● **Work to complete**: Filter these entries so that only lines with the word "course" remain.

● **Data records**:

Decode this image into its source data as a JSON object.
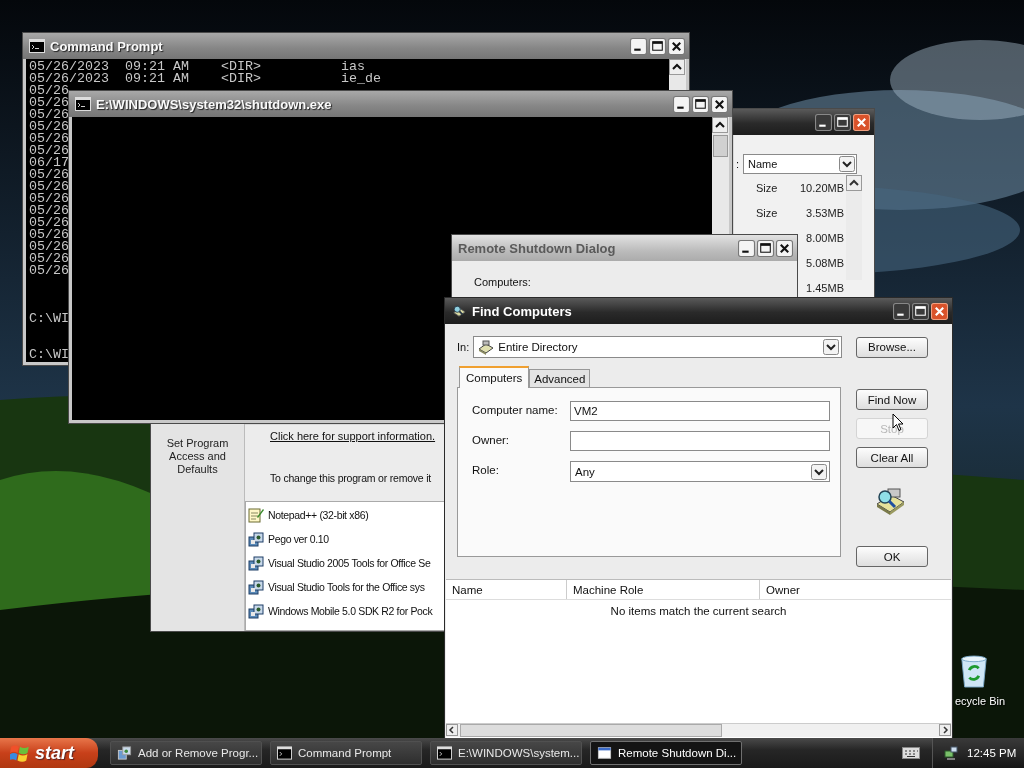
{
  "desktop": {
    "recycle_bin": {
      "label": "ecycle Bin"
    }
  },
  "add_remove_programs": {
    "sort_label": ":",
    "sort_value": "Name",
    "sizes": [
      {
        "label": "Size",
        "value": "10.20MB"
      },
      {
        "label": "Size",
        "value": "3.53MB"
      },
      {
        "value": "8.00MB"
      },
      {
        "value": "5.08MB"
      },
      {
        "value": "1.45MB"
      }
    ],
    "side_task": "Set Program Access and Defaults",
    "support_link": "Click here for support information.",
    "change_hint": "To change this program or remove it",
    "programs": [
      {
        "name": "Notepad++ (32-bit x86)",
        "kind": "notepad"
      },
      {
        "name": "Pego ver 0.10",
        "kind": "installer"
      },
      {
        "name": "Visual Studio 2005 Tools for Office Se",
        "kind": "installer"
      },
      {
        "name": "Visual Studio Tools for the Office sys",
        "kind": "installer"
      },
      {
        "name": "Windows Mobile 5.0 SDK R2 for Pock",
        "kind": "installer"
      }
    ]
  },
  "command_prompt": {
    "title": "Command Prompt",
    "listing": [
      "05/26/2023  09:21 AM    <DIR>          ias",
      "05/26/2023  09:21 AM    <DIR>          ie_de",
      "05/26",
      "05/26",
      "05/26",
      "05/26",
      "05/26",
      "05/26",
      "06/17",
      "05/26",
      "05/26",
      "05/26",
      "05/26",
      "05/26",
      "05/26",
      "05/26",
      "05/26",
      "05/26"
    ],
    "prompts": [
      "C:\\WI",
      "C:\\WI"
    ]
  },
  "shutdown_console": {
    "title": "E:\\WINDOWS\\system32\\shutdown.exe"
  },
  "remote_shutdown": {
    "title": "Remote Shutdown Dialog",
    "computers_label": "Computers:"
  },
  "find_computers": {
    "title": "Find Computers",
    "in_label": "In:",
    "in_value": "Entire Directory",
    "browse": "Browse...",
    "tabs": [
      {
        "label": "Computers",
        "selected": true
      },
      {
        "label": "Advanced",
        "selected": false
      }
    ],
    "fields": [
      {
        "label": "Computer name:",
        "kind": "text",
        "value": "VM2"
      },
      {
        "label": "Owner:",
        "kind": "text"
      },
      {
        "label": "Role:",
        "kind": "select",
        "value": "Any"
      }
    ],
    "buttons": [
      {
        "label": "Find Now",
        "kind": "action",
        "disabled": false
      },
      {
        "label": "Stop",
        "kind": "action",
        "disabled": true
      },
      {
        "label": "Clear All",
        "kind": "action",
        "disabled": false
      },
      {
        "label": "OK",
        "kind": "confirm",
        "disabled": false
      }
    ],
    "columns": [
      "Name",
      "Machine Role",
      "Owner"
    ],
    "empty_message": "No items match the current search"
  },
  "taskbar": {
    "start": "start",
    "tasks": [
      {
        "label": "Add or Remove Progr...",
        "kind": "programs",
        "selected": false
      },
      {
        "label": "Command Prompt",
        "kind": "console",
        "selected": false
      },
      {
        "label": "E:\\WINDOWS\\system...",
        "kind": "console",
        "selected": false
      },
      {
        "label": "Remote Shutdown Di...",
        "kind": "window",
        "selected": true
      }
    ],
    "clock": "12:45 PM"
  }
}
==
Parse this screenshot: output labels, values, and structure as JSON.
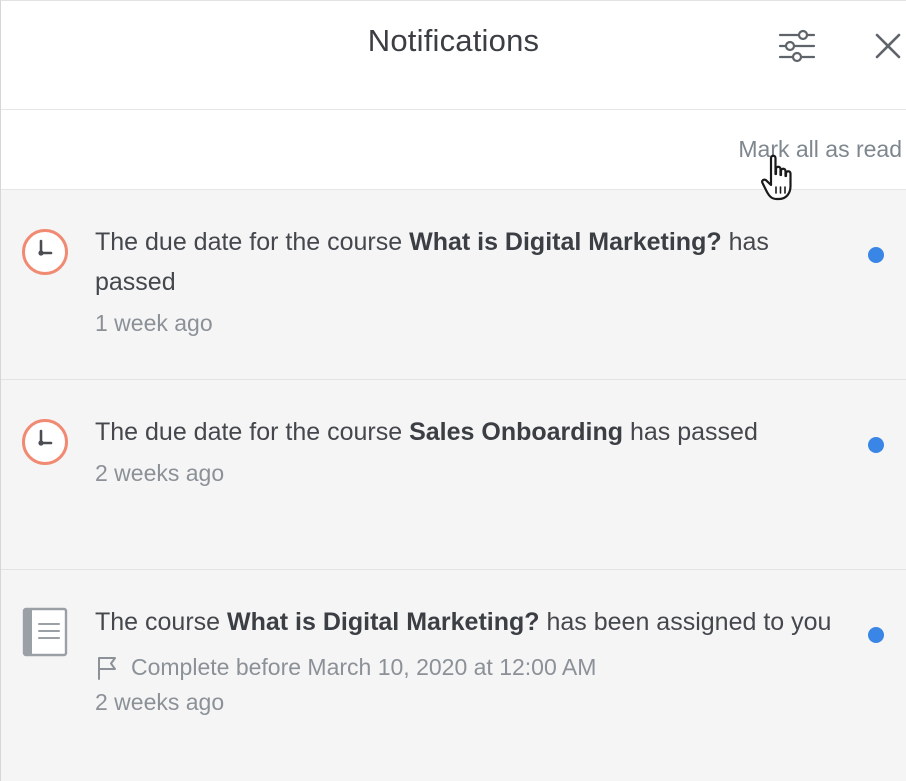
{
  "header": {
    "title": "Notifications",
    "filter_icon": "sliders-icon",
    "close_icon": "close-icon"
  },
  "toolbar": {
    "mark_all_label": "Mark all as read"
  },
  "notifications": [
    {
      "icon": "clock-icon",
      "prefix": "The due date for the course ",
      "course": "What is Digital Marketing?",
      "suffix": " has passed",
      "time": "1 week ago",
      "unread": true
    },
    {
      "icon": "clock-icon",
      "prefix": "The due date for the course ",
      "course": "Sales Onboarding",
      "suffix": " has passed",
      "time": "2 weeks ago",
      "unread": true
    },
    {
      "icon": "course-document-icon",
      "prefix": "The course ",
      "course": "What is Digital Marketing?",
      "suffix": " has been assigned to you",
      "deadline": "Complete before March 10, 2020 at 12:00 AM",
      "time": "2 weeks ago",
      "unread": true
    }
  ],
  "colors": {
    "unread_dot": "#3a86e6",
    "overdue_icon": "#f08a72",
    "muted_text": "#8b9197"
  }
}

● **Problem solution**:
      "prefix": "The due date for the course ",
      "course": "What is Digital Marketing?",
      "prefix": "The due date for the course ",
      "course": "Sales Onboarding",
      "icon": "course-document-icon",
      "prefix": "The course ",
      "course": "What is Digital Marketing?",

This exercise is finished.